Coiled-Tube Heat Exchanger for Metal Hydride Hydrogen Storage

Inventors at Purdue University have developed a unique coiled-tube heat exchanger for solid-state hydrogen storage. The patent pending internal design optimizes both powder/pellet contact area for increased heat transfer and hydride powder/pellet capacity. This highly efficient heat exchanger provides the necessary cooling power to meet the Department of Energy, fill time target of less than 5 min. This is the only design to achieve this target. No other metal hydride storage systems have been demonstrated to cross the 5 min fill time mark. In fact, published values range from 10 to as high as 100 minutes.

Process for Producing Synthetic Liquid Hydrocarbon

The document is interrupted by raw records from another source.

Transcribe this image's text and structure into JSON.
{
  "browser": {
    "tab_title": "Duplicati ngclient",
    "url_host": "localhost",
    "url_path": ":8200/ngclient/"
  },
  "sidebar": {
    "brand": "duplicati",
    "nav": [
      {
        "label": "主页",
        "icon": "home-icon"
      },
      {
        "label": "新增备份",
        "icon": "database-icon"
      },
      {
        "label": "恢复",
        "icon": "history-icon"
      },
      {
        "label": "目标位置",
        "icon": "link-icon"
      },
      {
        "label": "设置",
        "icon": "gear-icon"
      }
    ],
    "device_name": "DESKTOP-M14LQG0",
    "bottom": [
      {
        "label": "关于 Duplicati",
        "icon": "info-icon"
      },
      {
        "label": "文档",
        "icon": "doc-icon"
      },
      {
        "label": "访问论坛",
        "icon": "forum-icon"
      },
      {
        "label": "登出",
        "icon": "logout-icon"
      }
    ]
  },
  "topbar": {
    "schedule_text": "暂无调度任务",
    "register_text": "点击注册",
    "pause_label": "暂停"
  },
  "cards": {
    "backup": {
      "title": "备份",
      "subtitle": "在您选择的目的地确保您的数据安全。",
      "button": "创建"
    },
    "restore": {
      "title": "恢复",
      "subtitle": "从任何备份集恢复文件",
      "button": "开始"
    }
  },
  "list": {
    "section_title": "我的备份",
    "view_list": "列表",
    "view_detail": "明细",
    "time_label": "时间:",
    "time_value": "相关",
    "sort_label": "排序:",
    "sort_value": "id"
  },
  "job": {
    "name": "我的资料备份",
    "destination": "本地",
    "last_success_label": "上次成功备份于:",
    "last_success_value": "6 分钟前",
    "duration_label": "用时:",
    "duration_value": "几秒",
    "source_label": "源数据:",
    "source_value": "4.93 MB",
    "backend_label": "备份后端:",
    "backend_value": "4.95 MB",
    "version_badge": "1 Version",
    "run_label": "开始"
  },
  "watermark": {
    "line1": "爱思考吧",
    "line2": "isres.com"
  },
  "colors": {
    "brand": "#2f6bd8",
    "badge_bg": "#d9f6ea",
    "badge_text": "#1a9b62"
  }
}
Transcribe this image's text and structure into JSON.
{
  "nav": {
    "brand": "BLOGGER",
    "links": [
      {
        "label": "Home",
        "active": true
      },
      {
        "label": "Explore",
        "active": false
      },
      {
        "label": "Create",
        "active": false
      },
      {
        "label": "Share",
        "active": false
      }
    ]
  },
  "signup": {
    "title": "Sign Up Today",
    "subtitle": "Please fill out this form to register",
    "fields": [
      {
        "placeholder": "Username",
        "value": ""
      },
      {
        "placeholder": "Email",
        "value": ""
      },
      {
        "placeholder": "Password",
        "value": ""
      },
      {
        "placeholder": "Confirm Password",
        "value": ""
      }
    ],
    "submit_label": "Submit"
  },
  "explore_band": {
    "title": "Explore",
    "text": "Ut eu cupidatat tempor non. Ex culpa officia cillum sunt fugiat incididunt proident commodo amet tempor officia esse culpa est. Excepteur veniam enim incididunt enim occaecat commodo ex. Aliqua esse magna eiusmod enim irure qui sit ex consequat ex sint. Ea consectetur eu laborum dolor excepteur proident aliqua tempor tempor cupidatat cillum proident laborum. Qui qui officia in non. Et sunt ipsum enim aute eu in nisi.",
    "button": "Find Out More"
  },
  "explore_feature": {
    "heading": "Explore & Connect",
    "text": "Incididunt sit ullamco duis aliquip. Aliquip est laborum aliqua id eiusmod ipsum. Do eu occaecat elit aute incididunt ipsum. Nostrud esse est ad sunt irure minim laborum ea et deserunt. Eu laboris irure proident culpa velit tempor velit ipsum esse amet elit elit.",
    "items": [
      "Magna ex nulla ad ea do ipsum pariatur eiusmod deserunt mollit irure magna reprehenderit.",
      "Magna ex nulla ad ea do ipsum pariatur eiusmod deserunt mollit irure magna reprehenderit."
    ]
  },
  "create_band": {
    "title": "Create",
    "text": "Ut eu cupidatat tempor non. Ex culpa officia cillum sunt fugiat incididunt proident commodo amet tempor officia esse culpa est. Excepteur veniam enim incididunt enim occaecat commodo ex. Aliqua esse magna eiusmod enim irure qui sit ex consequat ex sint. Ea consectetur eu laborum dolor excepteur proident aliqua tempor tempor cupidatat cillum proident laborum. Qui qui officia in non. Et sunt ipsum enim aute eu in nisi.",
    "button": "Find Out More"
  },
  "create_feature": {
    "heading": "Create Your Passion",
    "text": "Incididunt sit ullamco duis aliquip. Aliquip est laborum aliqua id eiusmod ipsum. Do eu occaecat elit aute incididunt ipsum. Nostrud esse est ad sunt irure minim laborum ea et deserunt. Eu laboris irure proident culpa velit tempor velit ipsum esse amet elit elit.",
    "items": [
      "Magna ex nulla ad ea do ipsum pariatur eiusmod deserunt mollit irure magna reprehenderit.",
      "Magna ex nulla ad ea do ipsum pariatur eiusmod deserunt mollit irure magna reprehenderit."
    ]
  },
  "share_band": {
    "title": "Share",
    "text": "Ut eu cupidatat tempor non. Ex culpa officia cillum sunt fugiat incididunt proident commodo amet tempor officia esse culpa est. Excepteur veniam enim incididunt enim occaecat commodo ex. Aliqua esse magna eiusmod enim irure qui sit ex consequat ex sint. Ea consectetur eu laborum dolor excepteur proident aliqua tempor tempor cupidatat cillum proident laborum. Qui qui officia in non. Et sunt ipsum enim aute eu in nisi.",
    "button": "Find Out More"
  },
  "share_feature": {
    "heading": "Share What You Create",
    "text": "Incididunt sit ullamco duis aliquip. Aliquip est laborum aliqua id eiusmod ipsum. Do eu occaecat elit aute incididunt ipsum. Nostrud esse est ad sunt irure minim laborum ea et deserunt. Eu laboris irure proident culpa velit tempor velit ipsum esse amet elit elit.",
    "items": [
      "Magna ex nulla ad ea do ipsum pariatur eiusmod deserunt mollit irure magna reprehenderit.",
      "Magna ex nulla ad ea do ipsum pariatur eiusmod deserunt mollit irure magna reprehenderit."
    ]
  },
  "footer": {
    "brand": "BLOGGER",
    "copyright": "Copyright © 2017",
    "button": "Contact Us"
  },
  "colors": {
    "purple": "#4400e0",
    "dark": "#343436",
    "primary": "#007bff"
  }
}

Purdue researchers have developed a method of synthesis for liquid hydrocarbon fuels using biomass and a carbon-free energy source. The process converts a larger amount of carbon in a biomass to hydrocarbon fuel. Because of the increased efficiency in the carbon conversion, less land area is needed to produce the fuel.

Novel Integrated Gasification-Pyrolysis Process

Researchers at Purdue University have developed a process to produce liquid hydrocarbons using biomass hydropyrolysis. The biomass is processed in the presence of a syngas to reduce the amount of oxygen present in the resulting bio-oil. The syngas, which contains carbon monoxide and hydrogen, is provided by the gasification of coal.

Fast Hydropyrolysis for Hydrogen Bio-Oil

Researchers from Purdue University have invented a process of “fast” pyrolysis, which is to be used on biomass. The process feeds H2 from a carbon-free source to a fluidized bed reactor. The H2 is mixed with a biomass in the reactor. The resulting mixture produces a biomass containing less oxygen atoms than normal due to the addition of the hydrogen. The H2 bio-oil has all of the advantages of conventional bio-oil in addition to a greatly increased energy density all-the-while retaining compatibility with the conventional hydrocarbon fuel distribution, a truly carbon neutral solution to the Green transportation fuels concern.

Low Lignin, Second-generation BioEnergy Crops

Researchers at Purdue University have developed a transgenic variety of poplar tree for use as feedstock for cellulosic ethanol production. The transformed plant accumulates biomass faster that its non-transgenic counterpart. The biomass produced is more easily converted as a result of modified lignin, and the plant is sterile. In addition, the plants have multiple stems, allowing for harvest using existing equipment.

Multipurpose Coke Plant for Synthetic Fuel Production

Inventors at Purdue have developed an optimization algorithm for coke that could reduce annual coal fuel costs by up to 10% all-the-while allowing consideration for overlook by-products that now have revenue potential. This cost reduction is obtained through the use of cheaper, lower heat content, high sulfur coal from sources such as the Illinois Basin.

Residential Heat Pump with Two-Stage Compression for Nordic Climates

Nordic climates necessitate larger heating requirements than more southern, temperate regions. Typical heat pump systems include single stage and ground, i.e. geothermal, heat pumps. These traditional heat pump solutions have lower efficiencies and higher operating cost relative to multi-compressor heat pump systems.
Researchers at Purdue University have developed a heat pump system that both operate at a relatively higher efficiency and at lower cost.

About the Energy Center

The Center’s mission is to grow the Purdue energy research and education enterprise. We engage researchers and students in a community that delivers new discoveries and develops disruptive technologies with national and global impact.


Contact

Maureen McCann

Director, Energy Center,
Global Sustainability Institute

Pankaj Sharma

Managing Director, Energy Center,
Global Sustainability Institute

Mann Hall, Rm 105
203 South Martin Jischke Dr.
Purdue University
West Lafayette, IN 47907-1971